Ocarina authority Darren Steinberg noted on his seminal site www.songbirdocarina.com, stating that “[Hannauer] brought the modern English cross-fingering to a whole new level.” (David actually taught Steinberg how to play and manufacture ocarinas). By taking Taylor's cross-fingering and matching it to the range of Donati's 150-year old design, David came up with an instrument with 11 notes, which can play 'almost anything written for a voice'.

“An extra note doubles or triples your playlist!” enthuses David, showing me his extended playlist.

Voice? Just listen to his effortlest jazzy improvizations of classics like 'Girl from Ipanema', 'My Favorite Things' (the John Coltrane jazz rendition), A Little Night Music by Mozart (two movements) and your preconceptions of the ocarina as a kid's whistle soon evaporate.

He whipped out a double ocarina which mimics two voices singing together – a duet.

“It's like two limited ocarinas played in unison – one does an octave and the other goes to the ninth.”

The material, shape, thickness, and even positioning of the holes is unimportant (except for ergonomic reasons); what is important are size of the holes and the precision alignment of the fipple. If the holes aren't the right size the instrument is out of pitch. The fipple isn't right, it won't have the range. David makes two basic shapes from clay: a round bulb and a banana-shape, depending on individual ergonomic preferences. He engraves them with a fingernail-etched initial or the stamp of a casurina seed pressed into the clay before firing.

David is available for ocarina tuition, performances and custom making worldwide.

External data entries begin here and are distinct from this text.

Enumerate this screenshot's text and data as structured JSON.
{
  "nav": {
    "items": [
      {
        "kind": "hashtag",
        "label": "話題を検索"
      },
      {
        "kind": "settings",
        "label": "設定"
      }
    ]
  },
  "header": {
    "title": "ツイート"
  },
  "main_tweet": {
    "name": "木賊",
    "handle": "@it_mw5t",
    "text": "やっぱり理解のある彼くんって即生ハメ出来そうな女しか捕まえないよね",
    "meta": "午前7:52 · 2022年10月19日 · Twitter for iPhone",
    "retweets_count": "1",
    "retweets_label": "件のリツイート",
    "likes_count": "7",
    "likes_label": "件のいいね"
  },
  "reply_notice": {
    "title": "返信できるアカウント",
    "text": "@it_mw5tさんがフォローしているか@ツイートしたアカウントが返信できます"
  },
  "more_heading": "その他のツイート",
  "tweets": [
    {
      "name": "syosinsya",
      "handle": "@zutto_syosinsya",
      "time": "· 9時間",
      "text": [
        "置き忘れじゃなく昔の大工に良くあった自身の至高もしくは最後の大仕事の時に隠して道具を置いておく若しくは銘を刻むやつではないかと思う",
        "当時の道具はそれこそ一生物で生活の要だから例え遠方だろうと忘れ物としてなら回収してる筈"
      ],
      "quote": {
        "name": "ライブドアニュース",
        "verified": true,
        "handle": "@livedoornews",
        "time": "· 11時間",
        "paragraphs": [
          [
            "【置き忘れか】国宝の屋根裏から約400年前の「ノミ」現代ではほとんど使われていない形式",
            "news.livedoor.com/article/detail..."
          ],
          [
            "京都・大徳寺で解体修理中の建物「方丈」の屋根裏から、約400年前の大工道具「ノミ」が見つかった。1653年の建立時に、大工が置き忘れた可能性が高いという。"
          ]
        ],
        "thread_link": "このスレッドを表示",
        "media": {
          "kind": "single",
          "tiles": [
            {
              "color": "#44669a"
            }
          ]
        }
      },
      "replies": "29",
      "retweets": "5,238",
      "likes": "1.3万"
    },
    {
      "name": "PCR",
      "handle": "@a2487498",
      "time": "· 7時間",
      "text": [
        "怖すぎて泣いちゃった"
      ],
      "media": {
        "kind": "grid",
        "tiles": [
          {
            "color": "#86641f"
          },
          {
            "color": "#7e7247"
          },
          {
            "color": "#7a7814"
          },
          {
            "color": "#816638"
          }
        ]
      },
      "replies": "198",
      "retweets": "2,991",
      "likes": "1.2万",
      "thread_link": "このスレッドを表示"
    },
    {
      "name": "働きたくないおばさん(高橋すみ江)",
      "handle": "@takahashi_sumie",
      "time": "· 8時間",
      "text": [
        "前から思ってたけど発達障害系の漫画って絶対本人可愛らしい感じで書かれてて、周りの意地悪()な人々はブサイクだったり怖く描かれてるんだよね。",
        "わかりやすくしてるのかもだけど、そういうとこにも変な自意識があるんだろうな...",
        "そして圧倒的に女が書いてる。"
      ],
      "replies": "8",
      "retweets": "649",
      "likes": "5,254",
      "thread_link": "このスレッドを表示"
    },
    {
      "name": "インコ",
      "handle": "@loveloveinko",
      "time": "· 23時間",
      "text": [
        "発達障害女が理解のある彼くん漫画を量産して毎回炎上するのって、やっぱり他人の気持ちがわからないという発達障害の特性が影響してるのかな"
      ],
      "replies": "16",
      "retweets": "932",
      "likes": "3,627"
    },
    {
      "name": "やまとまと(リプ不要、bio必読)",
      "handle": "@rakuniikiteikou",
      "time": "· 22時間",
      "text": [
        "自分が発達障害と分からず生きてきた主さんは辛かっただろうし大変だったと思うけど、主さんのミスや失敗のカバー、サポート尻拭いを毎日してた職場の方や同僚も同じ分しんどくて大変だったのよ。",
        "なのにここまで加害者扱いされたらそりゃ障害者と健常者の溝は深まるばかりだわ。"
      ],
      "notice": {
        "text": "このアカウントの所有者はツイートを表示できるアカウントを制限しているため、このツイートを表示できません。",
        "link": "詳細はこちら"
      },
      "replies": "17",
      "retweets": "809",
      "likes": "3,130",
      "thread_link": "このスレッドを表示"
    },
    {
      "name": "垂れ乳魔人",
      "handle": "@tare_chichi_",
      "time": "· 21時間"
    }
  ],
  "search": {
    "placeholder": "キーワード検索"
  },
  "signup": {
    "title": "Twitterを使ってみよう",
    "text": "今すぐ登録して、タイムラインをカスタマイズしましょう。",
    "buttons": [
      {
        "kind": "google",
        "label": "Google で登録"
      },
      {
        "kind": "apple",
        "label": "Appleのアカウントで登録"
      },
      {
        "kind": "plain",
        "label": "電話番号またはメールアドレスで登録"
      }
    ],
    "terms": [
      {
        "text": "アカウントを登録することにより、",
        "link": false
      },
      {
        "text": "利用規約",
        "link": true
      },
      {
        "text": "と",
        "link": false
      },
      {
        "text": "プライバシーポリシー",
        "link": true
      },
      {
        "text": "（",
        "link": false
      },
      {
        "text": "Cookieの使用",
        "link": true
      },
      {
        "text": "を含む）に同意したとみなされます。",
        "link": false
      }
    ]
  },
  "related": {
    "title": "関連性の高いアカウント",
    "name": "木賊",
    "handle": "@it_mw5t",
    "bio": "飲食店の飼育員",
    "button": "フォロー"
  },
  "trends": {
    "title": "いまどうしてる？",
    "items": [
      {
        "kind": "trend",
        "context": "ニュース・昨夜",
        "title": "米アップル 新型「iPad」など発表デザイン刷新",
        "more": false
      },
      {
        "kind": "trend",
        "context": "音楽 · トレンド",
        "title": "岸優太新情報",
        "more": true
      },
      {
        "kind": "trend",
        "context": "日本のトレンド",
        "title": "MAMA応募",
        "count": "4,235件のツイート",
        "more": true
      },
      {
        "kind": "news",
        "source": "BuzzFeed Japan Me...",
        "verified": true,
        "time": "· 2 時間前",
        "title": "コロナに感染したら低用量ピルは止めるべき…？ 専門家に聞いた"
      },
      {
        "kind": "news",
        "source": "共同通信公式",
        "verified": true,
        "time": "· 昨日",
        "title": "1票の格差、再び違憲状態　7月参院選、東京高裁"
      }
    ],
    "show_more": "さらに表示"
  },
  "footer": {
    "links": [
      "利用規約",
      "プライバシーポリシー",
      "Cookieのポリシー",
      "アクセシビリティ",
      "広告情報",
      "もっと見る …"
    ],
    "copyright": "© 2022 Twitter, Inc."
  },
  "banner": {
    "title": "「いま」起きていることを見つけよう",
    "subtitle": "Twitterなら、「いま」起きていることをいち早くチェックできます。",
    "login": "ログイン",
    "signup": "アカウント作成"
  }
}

Contact him on
dghabilis@yahoo.com, phone (080) 936-2963, or write to him at RR2 3354 Pahoa, Hawaii, 96778.

LISTEN:

You'll need Quicktime (free player)

1. Interview and demo (7.1 Mb) | Sound only (300 KB)

2. My Favorite Things (jazz improv, 1.7 Mb) Sound only

3. Girl from Ipanema (Sound only 180 Kb)

4. Double Ocarina (1.8 Mb) | Sound only

Copyright 2005, Lynette Chiang, www.galfromdownunder.com

Comments

Popular posts from this blog

Baring my fake Loubs: How to spot a pair of counterfeit Christian Louboutin shoes

Product Review: The Rinsten Spring Shock Absorber for bicycles

Giving thanks for the memories: the Kosta Boda snowball still rolling